But after that mind-bending journey they emerge on the other side in a very calm, eerily gorgeous alternate dimension, and the comedy is put on hold for the surprisingly moving story of an ancient Earth-trained alien ramen master, possibly inspired by Jiro Dreams of Sushi (which we still have yet to see). The alien lives there alone for centuries, and his tears are the secret ingredient. After hearing the old alien’s tale, out of deference, Dandy lets him decide if he wants to come back with them.
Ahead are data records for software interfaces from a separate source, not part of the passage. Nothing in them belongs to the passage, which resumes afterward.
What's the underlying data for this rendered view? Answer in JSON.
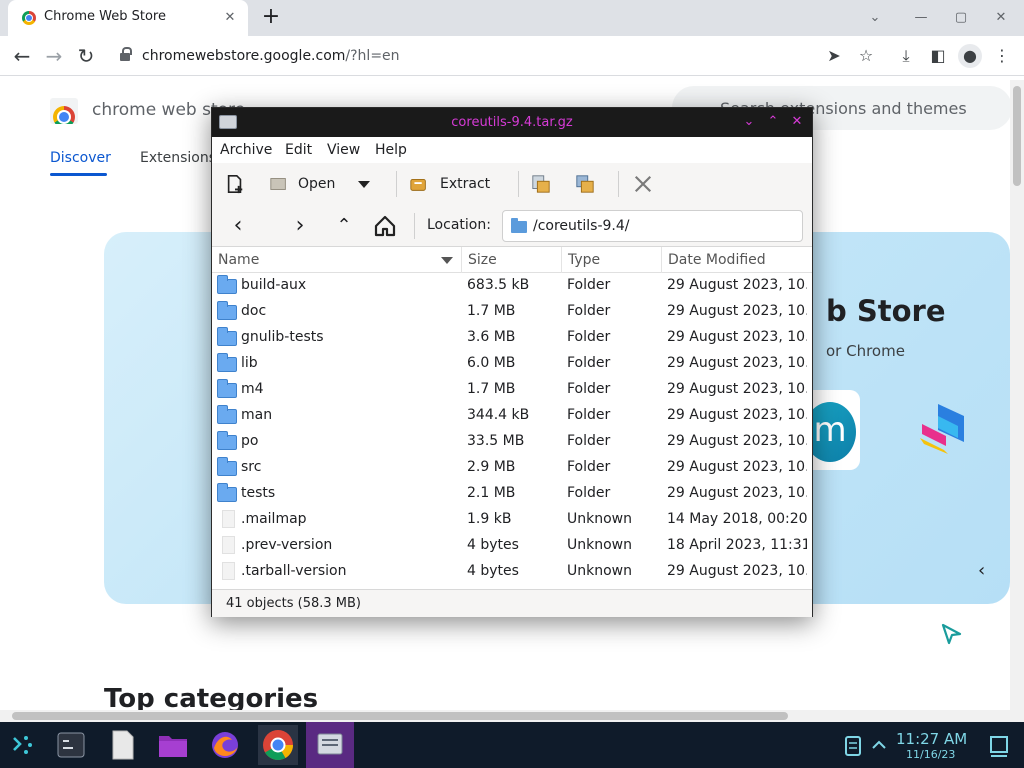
{
  "browser": {
    "tab_title": "Chrome Web Store",
    "tab_close_glyph": "✕",
    "newtab_glyph": "+",
    "url_host": "chromewebstore.google.com",
    "url_path": "/?hl=en",
    "win_min_glyph": "—",
    "win_max_glyph": "▢",
    "win_close_glyph": "✕",
    "chevron_glyph": "⌄"
  },
  "store": {
    "name": "chrome web store",
    "search_placeholder": "Search extensions and themes",
    "nav_discover": "Discover",
    "nav_extensions": "Extensions",
    "hero_title": "b Store",
    "hero_subtitle": "or Chrome",
    "hero_card_letter": "m",
    "carousel_prev": "‹",
    "top_categories": "Top categories"
  },
  "archive": {
    "title": "coreutils-9.4.tar.gz",
    "menus": [
      "Archive",
      "Edit",
      "View",
      "Help"
    ],
    "toolbar": {
      "open_label": "Open",
      "extract_label": "Extract"
    },
    "location_label": "Location:",
    "location_value": "/coreutils-9.4/",
    "columns": [
      "Name",
      "Size",
      "Type",
      "Date Modified"
    ],
    "rows": [
      {
        "name": "build-aux",
        "size": "683.5 kB",
        "type": "Folder",
        "date": "29 August 2023, 10…",
        "kind": "folder"
      },
      {
        "name": "doc",
        "size": "1.7 MB",
        "type": "Folder",
        "date": "29 August 2023, 10…",
        "kind": "folder"
      },
      {
        "name": "gnulib-tests",
        "size": "3.6 MB",
        "type": "Folder",
        "date": "29 August 2023, 10…",
        "kind": "folder"
      },
      {
        "name": "lib",
        "size": "6.0 MB",
        "type": "Folder",
        "date": "29 August 2023, 10…",
        "kind": "folder"
      },
      {
        "name": "m4",
        "size": "1.7 MB",
        "type": "Folder",
        "date": "29 August 2023, 10…",
        "kind": "folder"
      },
      {
        "name": "man",
        "size": "344.4 kB",
        "type": "Folder",
        "date": "29 August 2023, 10…",
        "kind": "folder"
      },
      {
        "name": "po",
        "size": "33.5 MB",
        "type": "Folder",
        "date": "29 August 2023, 10…",
        "kind": "folder"
      },
      {
        "name": "src",
        "size": "2.9 MB",
        "type": "Folder",
        "date": "29 August 2023, 10…",
        "kind": "folder"
      },
      {
        "name": "tests",
        "size": "2.1 MB",
        "type": "Folder",
        "date": "29 August 2023, 10…",
        "kind": "folder"
      },
      {
        "name": ".mailmap",
        "size": "1.9 kB",
        "type": "Unknown",
        "date": "14 May 2018, 00:20",
        "kind": "file"
      },
      {
        "name": ".prev-version",
        "size": "4 bytes",
        "type": "Unknown",
        "date": "18 April 2023, 11:31",
        "kind": "file"
      },
      {
        "name": ".tarball-version",
        "size": "4 bytes",
        "type": "Unknown",
        "date": "29 August 2023, 10…",
        "kind": "file"
      }
    ],
    "status": "41 objects (58.3 MB)"
  },
  "taskbar": {
    "time": "11:27 AM",
    "date": "11/16/23"
  },
  "colors": {
    "accent_blue": "#0b57d0",
    "archive_title_magenta": "#d63bd6",
    "taskbar_bg": "#0f1b2a",
    "clock_cyan": "#7fd6e6"
  }
}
He declines, and in a hint of karmic justice, Meow loses his to-go bowl in the wormhole, and only Dandy gets the final taste ever.

9_superiorRating: 9 (Superior)